Giuliani, who campaigned on addressing Staten Island’s concerns, garnered significant backing from the borough. He fulfilled two crucial promises: closing the Fresh Kills Landfill and making the Staten Island Ferry free. These actions, combined with obstacles in gaining approval from the state legislature, ultimately halted the secession drive.

Secession Ambitions Paused

Although the secession movement hasn’t gained the same traction since the 1990s, some Staten Islanders still wish for a stronger voice and more control over local issues.

Infrastructure Developments

Staten Island’s infrastructure saw significant developments, particularly with the construction of the Verrazzano-Narrows Bridge in the 1960s. This bridge connected Staten Island to Brooklyn, greatly improving transportation and accessibility. Another key mode of transportation is the Staten Island Ferry, which provides a vital link between Staten Island and Manhattan.

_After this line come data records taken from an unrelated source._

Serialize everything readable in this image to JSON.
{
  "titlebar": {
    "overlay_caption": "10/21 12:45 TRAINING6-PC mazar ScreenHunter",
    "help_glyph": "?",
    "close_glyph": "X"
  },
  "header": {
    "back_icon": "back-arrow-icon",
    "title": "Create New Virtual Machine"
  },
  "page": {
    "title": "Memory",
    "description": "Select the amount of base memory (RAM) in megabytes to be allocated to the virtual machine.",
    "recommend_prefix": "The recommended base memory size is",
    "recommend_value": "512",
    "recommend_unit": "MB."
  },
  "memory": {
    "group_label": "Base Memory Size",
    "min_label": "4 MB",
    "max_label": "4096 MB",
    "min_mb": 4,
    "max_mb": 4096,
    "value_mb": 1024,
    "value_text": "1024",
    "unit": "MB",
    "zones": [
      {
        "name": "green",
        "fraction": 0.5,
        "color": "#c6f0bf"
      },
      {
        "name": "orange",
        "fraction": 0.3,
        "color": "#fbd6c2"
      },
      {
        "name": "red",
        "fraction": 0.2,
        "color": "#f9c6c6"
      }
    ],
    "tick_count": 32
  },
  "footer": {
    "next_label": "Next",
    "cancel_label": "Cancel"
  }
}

These infrastructure projects have been crucial in integrating Staten Island more closely with the rest of New York City, facilitating both daily commutes and economic growth.

Historical Districts

Staten Island is home to several significant historical districts. The St. George Historic District is known for its collection of 19th and early 20th-century architecture. Another notable area is the St. Paul’s Avenue-Stapleton Heights Historic District, which features a variety of architectural styles and reflects the borough’s historical development.

These districts help preserve Staten Island’s rich architectural and cultural heritage, offering a glimpse into the island’s past while contributing to its unique character and identity.

Conclusion

We encourage you, our readers, to explore and learn more about Staten Island’s rich and diverse history. From its early indigenous inhabitants and colonial developments to its significant roles in wartime and its unique historical districts, Staten Island offers a wealth of historical insights. Its contributions to New York City’s history are significant and engaging. By delving into Staten Island’s past, you will discover the vibrant stories that make this borough as interesting and important as any other in New York City.

Key Takeaways

  • Staten Island was first settled by Dutch colonists in 1661.
  • Home to the Lenape people, specifically the Raritan band.
  • Transitioned from Dutch to English control in 1667.
  • Played a significant role in the American Revolutionary War.
  • Consolidated with New York City in 1898 following a strong local vote.
  • Infrastructure developments include the Verrazzano-Narrows Bridge and Staten Island Ferry.
  • Known for its historical districts, such as St. George and St. Paul’s Avenue-Stapleton Heights.
  • Experienced long-standing tension and efforts for greater autonomy, including secession movements.
  • Representation changes in the City Council addressed historical issues of influence.